Because of its "renewability" water is unique among earth resources that sustain and enhance life. No other mineral resource that we extract on a long-term and continuous basis can be counted on for at least some degree of replenishment within a human lifetime. This attribute allows a great deal of flexibility in management of the resource. In Delaware local rainfall, approximately 40" to 44" per year, renews part or all of our water supply on a regular basis. However, not all of the rain that falls is available for use. From this total rainfall must be subtracted the water that evaporates (about 20"/ year), the amount that is used by plants (about 3"/year), and the amount that runs overland to surface streams during storms (about 4"-5"/year). The remainder, approximately 13" to 15" is Delaware's bank of water for the year. This water is stored in a system of ground-water reservoirs, or aquifers, that underlie most of the State. Not only do these ground-water reservoirs provide water to wells but they also maintain the flow in surface streams during times of no rainfall. Streamflow between rainfall events is nothing more than the discharge of

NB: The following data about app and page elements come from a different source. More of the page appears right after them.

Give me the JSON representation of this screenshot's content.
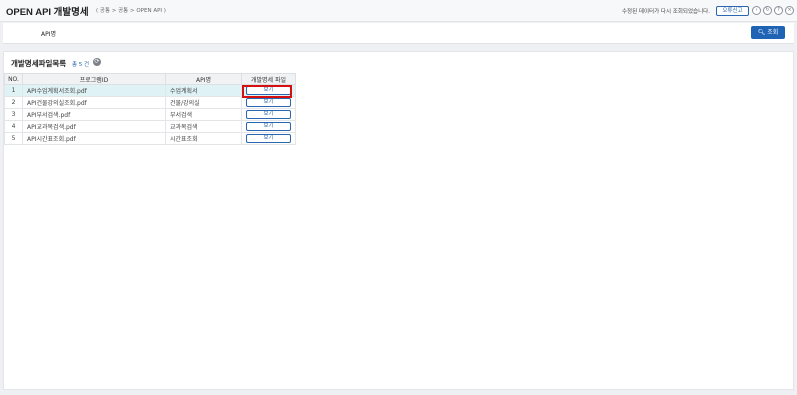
{
  "header": {
    "title": "OPEN API 개발명세",
    "breadcrumb": "( 공통 > 공통 > OPEN API )",
    "notice": "수정된 데이터가 다시 조회되었습니다.",
    "report_label": "오류신고",
    "icons": [
      "back-icon",
      "refresh-icon",
      "help-icon",
      "close-icon"
    ]
  },
  "search": {
    "api_label": "API명",
    "button_label": "조회"
  },
  "list": {
    "title": "개발명세파일목록",
    "count": "총 5 건",
    "columns": [
      "NO.",
      "프로그램ID",
      "API명",
      "개발명세 파일"
    ],
    "rows": [
      {
        "no": "1",
        "program_id": "API수업계획서조회.pdf",
        "api_name": "수업계획서",
        "file_label": "보기"
      },
      {
        "no": "2",
        "program_id": "API건물강의실조회.pdf",
        "api_name": "건물/강의실",
        "file_label": "보기"
      },
      {
        "no": "3",
        "program_id": "API부서검색.pdf",
        "api_name": "부서검색",
        "file_label": "보기"
      },
      {
        "no": "4",
        "program_id": "API교과목검색.pdf",
        "api_name": "교과목검색",
        "file_label": "보기"
      },
      {
        "no": "5",
        "program_id": "API시간표조회.pdf",
        "api_name": "시간표조회",
        "file_label": "보기"
      }
    ]
  },
  "colors": {
    "accent": "#1f63b5",
    "selected_row": "#dff2f6",
    "highlight": "#d60f0f"
  }
}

excess ground water.
Please give proper credit to the Delaware Geological Survey.
Woodruff, K.D., 1986, Ground Water in Delaware: Delaware Geological Survey Information Series 3.
Delaware Geological Survey

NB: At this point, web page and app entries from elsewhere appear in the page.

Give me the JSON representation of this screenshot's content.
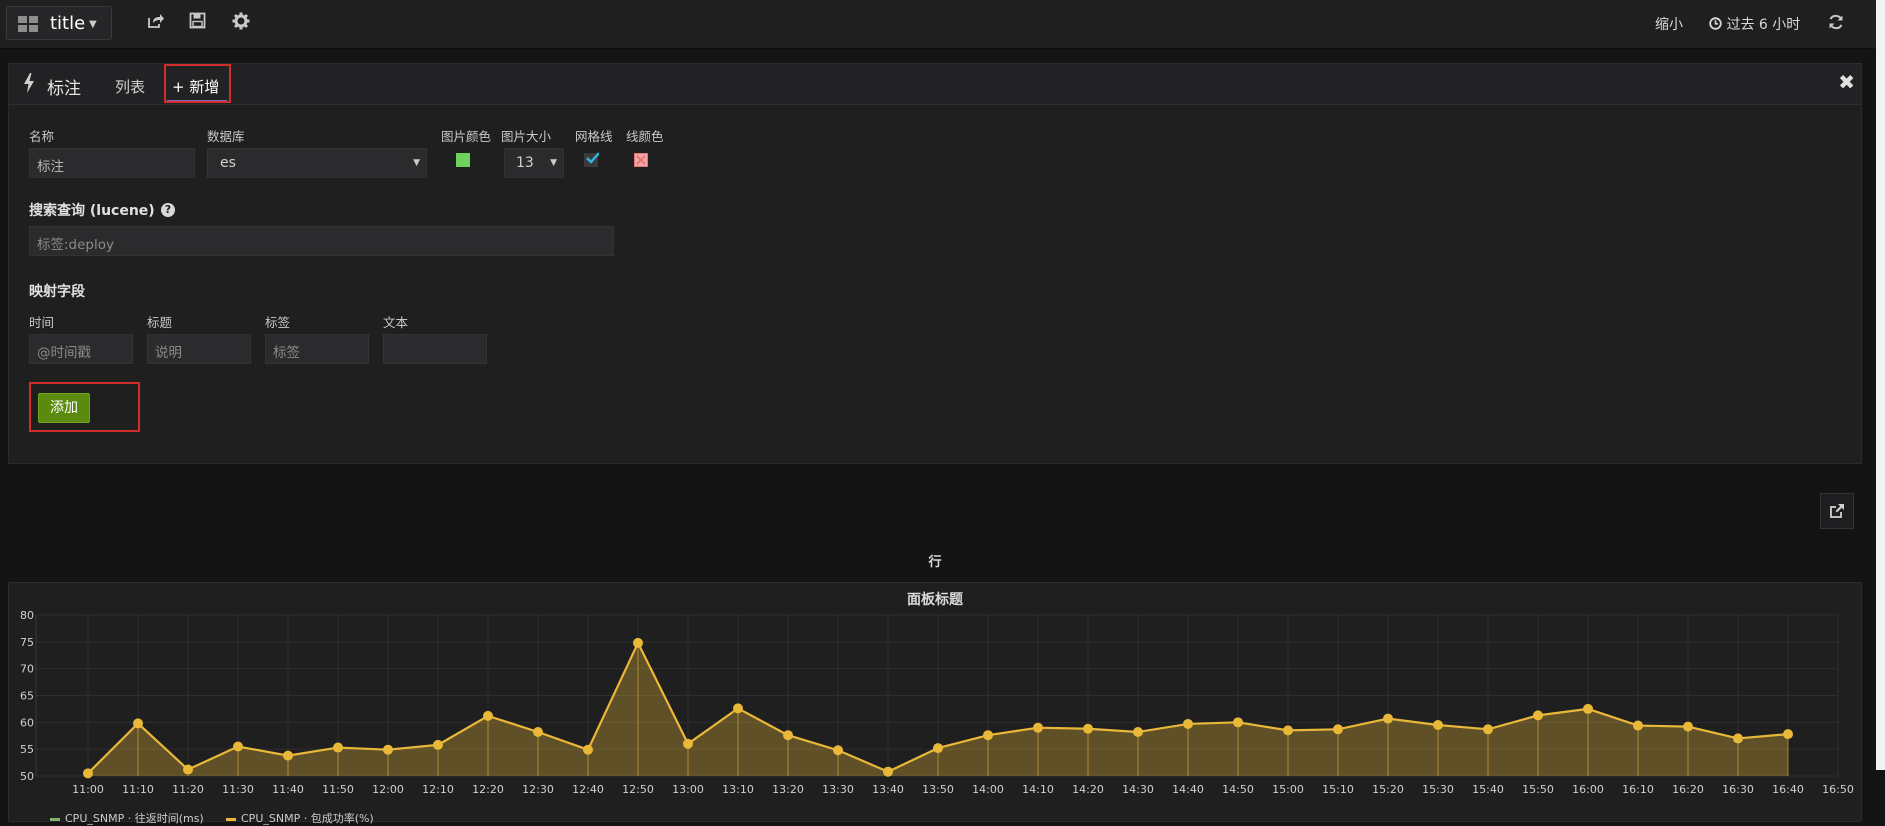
{
  "navbar": {
    "dashboard_title": "title",
    "zoom_out": "缩小",
    "time_range": "过去 6 小时",
    "icons": [
      "dashboard-grid-icon",
      "share-icon",
      "save-icon",
      "settings-gear-icon",
      "clock-icon",
      "refresh-icon"
    ]
  },
  "editor": {
    "header_title": "标注",
    "tab_list": "列表",
    "tab_new": "+ 新增",
    "fields": {
      "name_label": "名称",
      "name_value": "标注",
      "datasource_label": "数据库",
      "datasource_value": "es",
      "icon_color_label": "图片颜色",
      "icon_size_label": "图片大小",
      "icon_size_value": "13",
      "grid_line_label": "网格线",
      "line_color_label": "线颜色"
    },
    "colors": {
      "icon_color": "#6ed25a",
      "line_color": "#f4a4a4",
      "checkbox": "#33b5e5"
    },
    "query_title": "搜索查询 (lucene)",
    "query_placeholder": "标签:deploy",
    "mapping_title": "映射字段",
    "mapping": {
      "time_label": "时间",
      "time_placeholder": "@时间戳",
      "title_label": "标题",
      "title_placeholder": "说明",
      "tags_label": "标签",
      "tags_placeholder": "标签",
      "text_label": "文本",
      "text_placeholder": ""
    },
    "add_button": "添加"
  },
  "row_title": "行",
  "panel_title": "面板标题",
  "legend": [
    {
      "name": "CPU_SNMP · 往返时间(ms)",
      "color": "#7eb26d"
    },
    {
      "name": "CPU_SNMP · 包成功率(%)",
      "color": "#eab839"
    }
  ],
  "chart_data": {
    "type": "area",
    "title": "面板标题",
    "x": [
      "11:00",
      "11:10",
      "11:20",
      "11:30",
      "11:40",
      "11:50",
      "12:00",
      "12:10",
      "12:20",
      "12:30",
      "12:40",
      "12:50",
      "13:00",
      "13:10",
      "13:20",
      "13:30",
      "13:40",
      "13:50",
      "14:00",
      "14:10",
      "14:20",
      "14:30",
      "14:40",
      "14:50",
      "15:00",
      "15:10",
      "15:20",
      "15:30",
      "15:40",
      "15:50",
      "16:00",
      "16:10",
      "16:20",
      "16:30",
      "16:40"
    ],
    "x_ticks": [
      "11:00",
      "11:10",
      "11:20",
      "11:30",
      "11:40",
      "11:50",
      "12:00",
      "12:10",
      "12:20",
      "12:30",
      "12:40",
      "12:50",
      "13:00",
      "13:10",
      "13:20",
      "13:30",
      "13:40",
      "13:50",
      "14:00",
      "14:10",
      "14:20",
      "14:30",
      "14:40",
      "14:50",
      "15:00",
      "15:10",
      "15:20",
      "15:30",
      "15:40",
      "15:50",
      "16:00",
      "16:10",
      "16:20",
      "16:30",
      "16:40",
      "16:50"
    ],
    "y_ticks": [
      50,
      55,
      60,
      65,
      70,
      75,
      80
    ],
    "ylim": [
      50,
      80
    ],
    "grid": true,
    "legend_position": "bottom-left",
    "series": [
      {
        "name": "CPU_SNMP · 包成功率(%)",
        "color": "#eab839",
        "values": [
          50.5,
          59.8,
          51.2,
          55.5,
          53.8,
          55.3,
          54.9,
          55.8,
          61.2,
          58.2,
          54.9,
          74.8,
          56.0,
          62.6,
          57.6,
          54.8,
          50.8,
          55.2,
          57.6,
          59.0,
          58.8,
          58.2,
          59.7,
          60.0,
          58.5,
          58.7,
          60.7,
          59.5,
          58.7,
          61.3,
          62.5,
          59.4,
          59.2,
          57.0,
          57.8
        ]
      }
    ]
  }
}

University of Delaware
Delaware Geological Survey Building
Newark, DE 19716
Mon - Fri; 8:00am to 4:30pm